== Description of the task ==
Copy every line of the material exactly as it stands.

──────────

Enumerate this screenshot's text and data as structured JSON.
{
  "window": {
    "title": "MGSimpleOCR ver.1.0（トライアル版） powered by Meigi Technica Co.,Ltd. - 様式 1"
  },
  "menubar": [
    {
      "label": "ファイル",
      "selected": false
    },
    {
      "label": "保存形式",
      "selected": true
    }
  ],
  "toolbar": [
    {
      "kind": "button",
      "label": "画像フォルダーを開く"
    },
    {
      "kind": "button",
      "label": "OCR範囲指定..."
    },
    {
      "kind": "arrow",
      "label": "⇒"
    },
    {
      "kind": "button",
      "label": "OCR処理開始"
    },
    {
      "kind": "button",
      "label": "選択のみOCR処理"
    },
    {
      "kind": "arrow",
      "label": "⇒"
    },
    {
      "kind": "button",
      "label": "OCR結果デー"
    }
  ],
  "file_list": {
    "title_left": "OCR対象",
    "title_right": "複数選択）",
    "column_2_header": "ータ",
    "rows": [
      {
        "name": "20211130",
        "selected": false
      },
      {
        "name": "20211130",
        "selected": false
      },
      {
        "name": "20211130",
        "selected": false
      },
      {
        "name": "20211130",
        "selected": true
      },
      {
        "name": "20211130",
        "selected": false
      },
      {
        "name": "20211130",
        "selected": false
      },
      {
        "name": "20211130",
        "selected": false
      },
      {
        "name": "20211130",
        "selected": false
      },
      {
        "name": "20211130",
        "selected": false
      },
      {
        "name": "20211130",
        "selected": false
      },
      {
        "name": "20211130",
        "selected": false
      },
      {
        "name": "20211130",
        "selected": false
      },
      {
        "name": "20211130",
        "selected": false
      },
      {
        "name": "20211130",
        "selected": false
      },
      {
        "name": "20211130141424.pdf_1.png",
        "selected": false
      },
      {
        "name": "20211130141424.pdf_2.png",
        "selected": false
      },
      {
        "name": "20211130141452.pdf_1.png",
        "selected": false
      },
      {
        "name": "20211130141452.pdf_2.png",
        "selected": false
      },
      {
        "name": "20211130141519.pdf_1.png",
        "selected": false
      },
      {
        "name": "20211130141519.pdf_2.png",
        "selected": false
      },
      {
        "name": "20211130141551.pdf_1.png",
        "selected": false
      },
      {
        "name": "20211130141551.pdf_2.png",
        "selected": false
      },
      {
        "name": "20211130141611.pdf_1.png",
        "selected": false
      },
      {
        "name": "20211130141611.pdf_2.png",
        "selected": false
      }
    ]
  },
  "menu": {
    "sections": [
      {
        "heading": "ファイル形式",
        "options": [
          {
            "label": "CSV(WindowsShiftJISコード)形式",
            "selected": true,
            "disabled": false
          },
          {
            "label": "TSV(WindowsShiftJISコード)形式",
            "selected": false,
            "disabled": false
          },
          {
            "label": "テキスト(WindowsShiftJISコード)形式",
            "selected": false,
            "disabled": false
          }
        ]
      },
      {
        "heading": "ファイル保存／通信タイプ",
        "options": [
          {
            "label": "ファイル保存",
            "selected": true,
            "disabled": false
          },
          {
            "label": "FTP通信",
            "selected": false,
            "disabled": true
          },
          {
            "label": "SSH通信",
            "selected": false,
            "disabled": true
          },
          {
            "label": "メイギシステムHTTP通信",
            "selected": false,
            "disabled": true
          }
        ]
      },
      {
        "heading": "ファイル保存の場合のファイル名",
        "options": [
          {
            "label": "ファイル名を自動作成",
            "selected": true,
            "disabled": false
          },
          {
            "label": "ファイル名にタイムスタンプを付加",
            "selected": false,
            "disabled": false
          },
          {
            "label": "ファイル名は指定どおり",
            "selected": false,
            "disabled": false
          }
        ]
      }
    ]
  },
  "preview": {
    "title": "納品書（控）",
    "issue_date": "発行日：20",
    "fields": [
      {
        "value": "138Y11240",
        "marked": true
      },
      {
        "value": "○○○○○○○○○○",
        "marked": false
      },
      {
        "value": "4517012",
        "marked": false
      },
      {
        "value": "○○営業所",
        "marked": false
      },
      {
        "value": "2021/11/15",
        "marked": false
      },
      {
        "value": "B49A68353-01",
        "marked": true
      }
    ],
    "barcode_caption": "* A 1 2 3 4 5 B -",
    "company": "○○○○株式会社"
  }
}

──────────

== Solution below ==
Enumerate this screenshot's text and data as structured JSON.
{
  "window": {
    "title": "MGSimpleOCR ver.1.0（トライアル版） powered by Meigi Technica Co.,Ltd. - 様式 1"
  },
  "menubar": [
    {
      "label": "ファイル",
      "selected": false
    },
    {
      "label": "保存形式",
      "selected": true
    }
  ],
  "toolbar": [
    {
      "kind": "button",
      "label": "画像フォルダーを開く"
    },
    {
      "kind": "button",
      "label": "OCR範囲指定..."
    },
    {
      "kind": "arrow",
      "label": "⇒"
    },
    {
      "kind": "button",
      "label": "OCR処理開始"
    },
    {
      "kind": "button",
      "label": "選択のみOCR処理"
    },
    {
      "kind": "arrow",
      "label": "⇒"
    },
    {
      "kind": "button",
      "label": "OCR結果デー"
    }
  ],
  "file_list": {
    "title_left": "OCR対象",
    "title_right": "複数選択）",
    "column_2_header": "ータ",
    "rows": [
      {
        "name": "20211130",
        "selected": false
      },
      {
        "name": "20211130",
        "selected": false
      },
      {
        "name": "20211130",
        "selected": false
      },
      {
        "name": "20211130",
        "selected": true
      },
      {
        "name": "20211130",
        "selected": false
      },
      {
        "name": "20211130",
        "selected": false
      },
      {
        "name": "20211130",
        "selected": false
      },
      {
        "name": "20211130",
        "selected": false
      },
      {
        "name": "20211130",
        "selected": false
      },
      {
        "name": "20211130",
        "selected": false
      },
      {
        "name": "20211130",
        "selected": false
      },
      {
        "name": "20211130",
        "selected": false
      },
      {
        "name": "20211130",
        "selected": false
      },
      {
        "name": "20211130",
        "selected": false
      },
      {
        "name": "20211130141424.pdf_1.png",
        "selected": false
      },
      {
        "name": "20211130141424.pdf_2.png",
        "selected": false
      },
      {
        "name": "20211130141452.pdf_1.png",
        "selected": false
      },
      {
        "name": "20211130141452.pdf_2.png",
        "selected": false
      },
      {
        "name": "20211130141519.pdf_1.png",
        "selected": false
      },
      {
        "name": "20211130141519.pdf_2.png",
        "selected": false
      },
      {
        "name": "20211130141551.pdf_1.png",
        "selected": false
      },
      {
        "name": "20211130141551.pdf_2.png",
        "selected": false
      },
      {
        "name": "20211130141611.pdf_1.png",
        "selected": false
      },
      {
        "name": "20211130141611.pdf_2.png",
        "selected": false
      }
    ]
  },
  "menu": {
    "sections": [
      {
        "heading": "ファイル形式",
        "options": [
          {
            "label": "CSV(WindowsShiftJISコード)形式",
            "selected": true,
            "disabled": false
          },
          {
            "label": "TSV(WindowsShiftJISコード)形式",
            "selected": false,
            "disabled": false
          },
          {
            "label": "テキスト(WindowsShiftJISコード)形式",
            "selected": false,
            "disabled": false
          }
        ]
      },
      {
        "heading": "ファイル保存／通信タイプ",
        "options": [
          {
            "label": "ファイル保存",
            "selected": true,
            "disabled": false
          },
          {
            "label": "FTP通信",
            "selected": false,
            "disabled": true
          },
          {
            "label": "SSH通信",
            "selected": false,
            "disabled": true
          },
          {
            "label": "メイギシステムHTTP通信",
            "selected": false,
            "disabled": true
          }
        ]
      },
      {
        "heading": "ファイル保存の場合のファイル名",
        "options": [
          {
            "label": "ファイル名を自動作成",
            "selected": true,
            "disabled": false
          },
          {
            "label": "ファイル名にタイムスタンプを付加",
            "selected": false,
            "disabled": false
          },
          {
            "label": "ファイル名は指定どおり",
            "selected": false,
            "disabled": false
          }
        ]
      }
    ]
  },
  "preview": {
    "title": "納品書（控）",
    "issue_date": "発行日：20",
    "fields": [
      {
        "value": "138Y11240",
        "marked": true
      },
      {
        "value": "○○○○○○○○○○",
        "marked": false
      },
      {
        "value": "4517012",
        "marked": false
      },
      {
        "value": "○○営業所",
        "marked": false
      },
      {
        "value": "2021/11/15",
        "marked": false
      },
      {
        "value": "B49A68353-01",
        "marked": true
      }
    ],
    "barcode_caption": "* A 1 2 3 4 5 B -",
    "company": "○○○○株式会社"
  }
}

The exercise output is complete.